Passport Contracts to be Phased Out
Two days after eBay's decision to drop support for two key .NET applications, Microsoft continues to stand behind its single sign-on Passport service in comments to the media. But BetaNews has learned Microsoft has no plans to renew contracts for Passport with third-party sites.
Microsoft's initial comments Wednesday evening to BetaNews were quite vague as to the company's true position on the future of Passport.
"Over the past few years, we've learned a lot working with partners and customers using Passport, and our commitment to provide partners with secure and flexible authentication service continues," a company spokesperson told BetaNews. "That said - the primary value of single sign in authentication services is determined by related parties."
But was Microsoft admitting that by losing eBay, as well as several other high-profile Passport clients in recent months, Passport was no longer a priority in Redmond? Hardly, Microsoft said in a response to that question and others on Thursday.
"Passport continues to be a critical service for Microsoft and MSN and that the changes with Passport that we are seeing are really an evolution," the spokesperson said. "Passport continues to be one of the largest authentication systems in the world."
Outside of Microsoft, however, the story is different. The focus on Passport has been moved internal, with the sign-on service powering Microsoft-owned services and only its closest MSN partners. In a telling sign, Microsoft removed a directory of sites using Passport.
"We see Passport providing value primarily to Microsoft sites and to our strategic partners in the future," the spokesperson said to BetaNews.
Matt Rosoff, analyst with Directions on Microsoft, explained that Passport is no longer associated with the current .NET strategy. "Microsoft has told me that Passport is not going to be offered to third-party sites once existing contracts expire. Rather, it will only be used on MSN and MSN-partner sites," said Rosoff. "Therefore, eBay's decision is expected and has no impact at all on .NET."
Joe Wilcox, senior analyst with Jupiter Research, is not surprised by Microsoft's recent moves with Passport. "Remember that Microsoft intended Passport to anchor a suite of online, consumer Web services that the company later nixed. Then Microsoft settled with the FTC over Passport privacy issues," he said.
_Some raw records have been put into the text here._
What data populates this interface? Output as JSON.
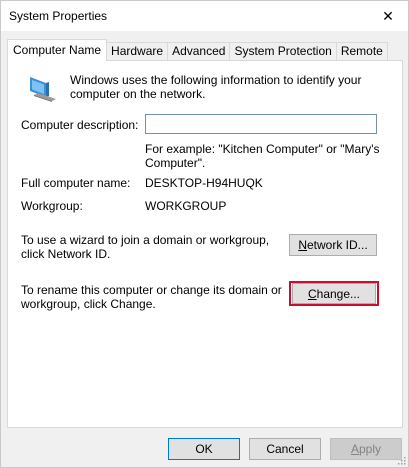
{
  "window": {
    "title": "System Properties",
    "close_glyph": "✕"
  },
  "tabs": [
    {
      "label": "Computer Name",
      "active": true
    },
    {
      "label": "Hardware",
      "active": false
    },
    {
      "label": "Advanced",
      "active": false
    },
    {
      "label": "System Protection",
      "active": false
    },
    {
      "label": "Remote",
      "active": false
    }
  ],
  "panel": {
    "intro": "Windows uses the following information to identify your computer on the network.",
    "description_label": "Computer description:",
    "description_value": "",
    "description_example": "For example: \"Kitchen Computer\" or \"Mary's Computer\".",
    "full_name_label": "Full computer name:",
    "full_name_value": "DESKTOP-H94HUQK",
    "workgroup_label": "Workgroup:",
    "workgroup_value": "WORKGROUP",
    "network_text": "To use a wizard to join a domain or workgroup, click Network ID.",
    "network_button": {
      "accel": "N",
      "rest": "etwork ID..."
    },
    "rename_text": "To rename this computer or change its domain or workgroup, click Change.",
    "change_button": {
      "accel": "C",
      "rest": "hange..."
    }
  },
  "footer": {
    "ok": "OK",
    "cancel": "Cancel",
    "apply": {
      "accel": "A",
      "rest": "pply"
    }
  },
  "colors": {
    "highlight": "#c8102e",
    "default_button_border": "#0078d7"
  },
  "icons": {
    "computer": "computer-icon",
    "close": "close-icon",
    "resize": "resize-grip-icon"
  }
}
Wilcox believes that the retreat of Passport is only a prelude to a repositioning of the service itself. "In the future, I expect Microsoft to emphasize federation and greater Passport interoperability with other identity mechanisms. Passport won't go away, but pull back to Microsoft sites and services."